Emit all the data exactly as provided.

■ SUPPLIED DATA ■
-- Opening Marker --
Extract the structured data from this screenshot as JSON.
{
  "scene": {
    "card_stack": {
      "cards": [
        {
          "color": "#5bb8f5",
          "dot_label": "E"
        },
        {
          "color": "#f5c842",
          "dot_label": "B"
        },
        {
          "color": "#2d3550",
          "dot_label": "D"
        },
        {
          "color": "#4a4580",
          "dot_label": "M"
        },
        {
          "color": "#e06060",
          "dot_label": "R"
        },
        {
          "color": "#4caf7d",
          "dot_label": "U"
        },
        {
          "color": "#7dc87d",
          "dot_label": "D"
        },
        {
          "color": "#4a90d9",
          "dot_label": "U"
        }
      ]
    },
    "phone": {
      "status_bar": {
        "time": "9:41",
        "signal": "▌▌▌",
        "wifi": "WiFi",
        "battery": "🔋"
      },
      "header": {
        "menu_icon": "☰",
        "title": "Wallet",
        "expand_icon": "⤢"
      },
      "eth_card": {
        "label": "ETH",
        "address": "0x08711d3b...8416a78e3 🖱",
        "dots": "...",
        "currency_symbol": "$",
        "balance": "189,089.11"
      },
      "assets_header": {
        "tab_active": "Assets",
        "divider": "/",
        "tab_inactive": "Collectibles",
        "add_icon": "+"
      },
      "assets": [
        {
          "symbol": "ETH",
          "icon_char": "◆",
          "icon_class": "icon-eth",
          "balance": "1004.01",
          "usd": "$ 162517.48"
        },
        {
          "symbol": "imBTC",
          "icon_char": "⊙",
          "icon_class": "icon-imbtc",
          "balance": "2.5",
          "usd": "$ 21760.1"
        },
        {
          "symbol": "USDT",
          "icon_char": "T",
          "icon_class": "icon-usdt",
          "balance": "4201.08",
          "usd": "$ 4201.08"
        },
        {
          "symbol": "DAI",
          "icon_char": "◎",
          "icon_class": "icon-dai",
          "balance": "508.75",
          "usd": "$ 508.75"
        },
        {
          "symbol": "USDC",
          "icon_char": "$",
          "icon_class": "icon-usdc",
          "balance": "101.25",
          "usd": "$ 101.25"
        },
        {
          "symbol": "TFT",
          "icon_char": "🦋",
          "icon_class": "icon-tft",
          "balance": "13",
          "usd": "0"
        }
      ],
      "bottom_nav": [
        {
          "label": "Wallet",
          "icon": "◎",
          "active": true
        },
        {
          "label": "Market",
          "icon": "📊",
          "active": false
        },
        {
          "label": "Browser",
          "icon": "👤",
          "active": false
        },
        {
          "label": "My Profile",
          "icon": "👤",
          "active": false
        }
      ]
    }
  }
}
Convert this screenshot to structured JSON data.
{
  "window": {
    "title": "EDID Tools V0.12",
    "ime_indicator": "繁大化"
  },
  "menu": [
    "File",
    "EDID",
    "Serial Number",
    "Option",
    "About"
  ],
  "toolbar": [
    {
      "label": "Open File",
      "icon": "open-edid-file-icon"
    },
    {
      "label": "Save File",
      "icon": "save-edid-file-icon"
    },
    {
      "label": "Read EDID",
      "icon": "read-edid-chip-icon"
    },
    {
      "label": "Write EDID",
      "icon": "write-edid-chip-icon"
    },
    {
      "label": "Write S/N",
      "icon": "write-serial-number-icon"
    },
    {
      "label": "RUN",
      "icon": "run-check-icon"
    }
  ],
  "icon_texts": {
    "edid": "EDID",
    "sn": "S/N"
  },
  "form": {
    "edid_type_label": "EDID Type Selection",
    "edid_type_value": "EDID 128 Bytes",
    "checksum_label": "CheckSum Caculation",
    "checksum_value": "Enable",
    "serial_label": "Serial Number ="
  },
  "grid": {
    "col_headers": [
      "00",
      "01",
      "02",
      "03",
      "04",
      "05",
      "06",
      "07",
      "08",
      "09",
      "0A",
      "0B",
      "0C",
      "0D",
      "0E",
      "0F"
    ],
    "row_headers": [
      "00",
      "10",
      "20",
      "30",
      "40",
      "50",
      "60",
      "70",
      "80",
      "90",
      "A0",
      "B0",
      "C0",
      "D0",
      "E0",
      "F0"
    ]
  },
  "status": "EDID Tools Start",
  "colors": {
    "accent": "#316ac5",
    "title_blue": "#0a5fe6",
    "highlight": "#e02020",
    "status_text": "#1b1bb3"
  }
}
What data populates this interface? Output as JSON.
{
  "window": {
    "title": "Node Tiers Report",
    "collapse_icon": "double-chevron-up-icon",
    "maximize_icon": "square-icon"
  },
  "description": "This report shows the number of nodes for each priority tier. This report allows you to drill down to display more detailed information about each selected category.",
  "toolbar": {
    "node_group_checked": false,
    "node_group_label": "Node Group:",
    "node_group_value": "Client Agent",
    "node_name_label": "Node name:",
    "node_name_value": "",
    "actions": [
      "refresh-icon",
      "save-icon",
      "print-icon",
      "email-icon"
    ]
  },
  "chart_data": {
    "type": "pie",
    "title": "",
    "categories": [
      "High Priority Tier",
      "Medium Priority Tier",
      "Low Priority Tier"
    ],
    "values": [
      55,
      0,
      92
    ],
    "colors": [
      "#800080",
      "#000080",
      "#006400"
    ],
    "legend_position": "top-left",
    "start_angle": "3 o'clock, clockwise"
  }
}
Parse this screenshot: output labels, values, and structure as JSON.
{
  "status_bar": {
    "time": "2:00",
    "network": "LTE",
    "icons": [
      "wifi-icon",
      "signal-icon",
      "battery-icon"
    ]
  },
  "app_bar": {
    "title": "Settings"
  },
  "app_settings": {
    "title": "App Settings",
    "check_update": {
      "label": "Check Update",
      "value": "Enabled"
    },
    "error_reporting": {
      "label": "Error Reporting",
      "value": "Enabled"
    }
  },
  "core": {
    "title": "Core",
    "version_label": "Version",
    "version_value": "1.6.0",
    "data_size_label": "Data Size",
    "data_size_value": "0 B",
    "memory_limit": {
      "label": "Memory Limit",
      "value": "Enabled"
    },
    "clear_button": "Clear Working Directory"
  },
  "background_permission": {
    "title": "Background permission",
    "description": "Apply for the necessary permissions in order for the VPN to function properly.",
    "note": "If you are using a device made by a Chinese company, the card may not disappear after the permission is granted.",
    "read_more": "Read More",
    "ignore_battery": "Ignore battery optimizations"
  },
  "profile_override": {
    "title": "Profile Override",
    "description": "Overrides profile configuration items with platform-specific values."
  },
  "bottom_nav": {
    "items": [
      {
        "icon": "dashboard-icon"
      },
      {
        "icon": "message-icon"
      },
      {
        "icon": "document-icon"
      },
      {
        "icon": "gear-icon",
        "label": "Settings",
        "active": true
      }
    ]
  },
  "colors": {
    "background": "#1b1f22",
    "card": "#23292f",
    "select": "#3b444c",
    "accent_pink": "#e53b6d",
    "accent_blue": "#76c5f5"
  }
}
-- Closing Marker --
■ EXERCISE OUTPUT ■
Extract the structured data from this screenshot as JSON.
{
  "scene": {
    "card_stack": {
      "cards": [
        {
          "color": "#5bb8f5",
          "dot_label": "E"
        },
        {
          "color": "#f5c842",
          "dot_label": "B"
        },
        {
          "color": "#2d3550",
          "dot_label": "D"
        },
        {
          "color": "#4a4580",
          "dot_label": "M"
        },
        {
          "color": "#e06060",
          "dot_label": "R"
        },
        {
          "color": "#4caf7d",
          "dot_label": "U"
        },
        {
          "color": "#7dc87d",
          "dot_label": "D"
        },
        {
          "color": "#4a90d9",
          "dot_label": "U"
        }
      ]
    },
    "phone": {
      "status_bar": {
        "time": "9:41",
        "signal": "▌▌▌",
        "wifi": "WiFi",
        "battery": "🔋"
      },
      "header": {
        "menu_icon": "☰",
        "title": "Wallet",
        "expand_icon": "⤢"
      },
      "eth_card": {
        "label": "ETH",
        "address": "0x08711d3b...8416a78e3 🖱",
        "dots": "...",
        "currency_symbol": "$",
        "balance": "189,089.11"
      },
      "assets_header": {
        "tab_active": "Assets",
        "divider": "/",
        "tab_inactive": "Collectibles",
        "add_icon": "+"
      },
      "assets": [
        {
          "symbol": "ETH",
          "icon_char": "◆",
          "icon_class": "icon-eth",
          "balance": "1004.01",
          "usd": "$ 162517.48"
        },
        {
          "symbol": "imBTC",
          "icon_char": "⊙",
          "icon_class": "icon-imbtc",
          "balance": "2.5",
          "usd": "$ 21760.1"
        },
        {
          "symbol": "USDT",
          "icon_char": "T",
          "icon_class": "icon-usdt",
          "balance": "4201.08",
          "usd": "$ 4201.08"
        },
        {
          "symbol": "DAI",
          "icon_char": "◎",
          "icon_class": "icon-dai",
          "balance": "508.75",
          "usd": "$ 508.75"
        },
        {
          "symbol": "USDC",
          "icon_char": "$",
          "icon_class": "icon-usdc",
          "balance": "101.25",
          "usd": "$ 101.25"
        },
        {
          "symbol": "TFT",
          "icon_char": "🦋",
          "icon_class": "icon-tft",
          "balance": "13",
          "usd": "0"
        }
      ],
      "bottom_nav": [
        {
          "label": "Wallet",
          "icon": "◎",
          "active": true
        },
        {
          "label": "Market",
          "icon": "📊",
          "active": false
        },
        {
          "label": "Browser",
          "icon": "👤",
          "active": false
        },
        {
          "label": "My Profile",
          "icon": "👤",
          "active": false
        }
      ]
    }
  }
}
Convert this screenshot to structured JSON data.
{
  "window": {
    "title": "EDID Tools V0.12",
    "ime_indicator": "繁大化"
  },
  "menu": [
    "File",
    "EDID",
    "Serial Number",
    "Option",
    "About"
  ],
  "toolbar": [
    {
      "label": "Open File",
      "icon": "open-edid-file-icon"
    },
    {
      "label": "Save File",
      "icon": "save-edid-file-icon"
    },
    {
      "label": "Read EDID",
      "icon": "read-edid-chip-icon"
    },
    {
      "label": "Write EDID",
      "icon": "write-edid-chip-icon"
    },
    {
      "label": "Write S/N",
      "icon": "write-serial-number-icon"
    },
    {
      "label": "RUN",
      "icon": "run-check-icon"
    }
  ],
  "icon_texts": {
    "edid": "EDID",
    "sn": "S/N"
  },
  "form": {
    "edid_type_label": "EDID Type Selection",
    "edid_type_value": "EDID 128 Bytes",
    "checksum_label": "CheckSum Caculation",
    "checksum_value": "Enable",
    "serial_label": "Serial Number ="
  },
  "grid": {
    "col_headers": [
      "00",
      "01",
      "02",
      "03",
      "04",
      "05",
      "06",
      "07",
      "08",
      "09",
      "0A",
      "0B",
      "0C",
      "0D",
      "0E",
      "0F"
    ],
    "row_headers": [
      "00",
      "10",
      "20",
      "30",
      "40",
      "50",
      "60",
      "70",
      "80",
      "90",
      "A0",
      "B0",
      "C0",
      "D0",
      "E0",
      "F0"
    ]
  },
  "status": "EDID Tools Start",
  "colors": {
    "accent": "#316ac5",
    "title_blue": "#0a5fe6",
    "highlight": "#e02020",
    "status_text": "#1b1bb3"
  }
}
What data populates this interface? Output as JSON.
{
  "window": {
    "title": "Node Tiers Report",
    "collapse_icon": "double-chevron-up-icon",
    "maximize_icon": "square-icon"
  },
  "description": "This report shows the number of nodes for each priority tier. This report allows you to drill down to display more detailed information about each selected category.",
  "toolbar": {
    "node_group_checked": false,
    "node_group_label": "Node Group:",
    "node_group_value": "Client Agent",
    "node_name_label": "Node name:",
    "node_name_value": "",
    "actions": [
      "refresh-icon",
      "save-icon",
      "print-icon",
      "email-icon"
    ]
  },
  "chart_data": {
    "type": "pie",
    "title": "",
    "categories": [
      "High Priority Tier",
      "Medium Priority Tier",
      "Low Priority Tier"
    ],
    "values": [
      55,
      0,
      92
    ],
    "colors": [
      "#800080",
      "#000080",
      "#006400"
    ],
    "legend_position": "top-left",
    "start_angle": "3 o'clock, clockwise"
  }
}
Parse this screenshot: output labels, values, and structure as JSON.
{
  "status_bar": {
    "time": "2:00",
    "network": "LTE",
    "icons": [
      "wifi-icon",
      "signal-icon",
      "battery-icon"
    ]
  },
  "app_bar": {
    "title": "Settings"
  },
  "app_settings": {
    "title": "App Settings",
    "check_update": {
      "label": "Check Update",
      "value": "Enabled"
    },
    "error_reporting": {
      "label": "Error Reporting",
      "value": "Enabled"
    }
  },
  "core": {
    "title": "Core",
    "version_label": "Version",
    "version_value": "1.6.0",
    "data_size_label": "Data Size",
    "data_size_value": "0 B",
    "memory_limit": {
      "label": "Memory Limit",
      "value": "Enabled"
    },
    "clear_button": "Clear Working Directory"
  },
  "background_permission": {
    "title": "Background permission",
    "description": "Apply for the necessary permissions in order for the VPN to function properly.",
    "note": "If you are using a device made by a Chinese company, the card may not disappear after the permission is granted.",
    "read_more": "Read More",
    "ignore_battery": "Ignore battery optimizations"
  },
  "profile_override": {
    "title": "Profile Override",
    "description": "Overrides profile configuration items with platform-specific values."
  },
  "bottom_nav": {
    "items": [
      {
        "icon": "dashboard-icon"
      },
      {
        "icon": "message-icon"
      },
      {
        "icon": "document-icon"
      },
      {
        "icon": "gear-icon",
        "label": "Settings",
        "active": true
      }
    ]
  },
  "colors": {
    "background": "#1b1f22",
    "card": "#23292f",
    "select": "#3b444c",
    "accent_pink": "#e53b6d",
    "accent_blue": "#76c5f5"
  }
}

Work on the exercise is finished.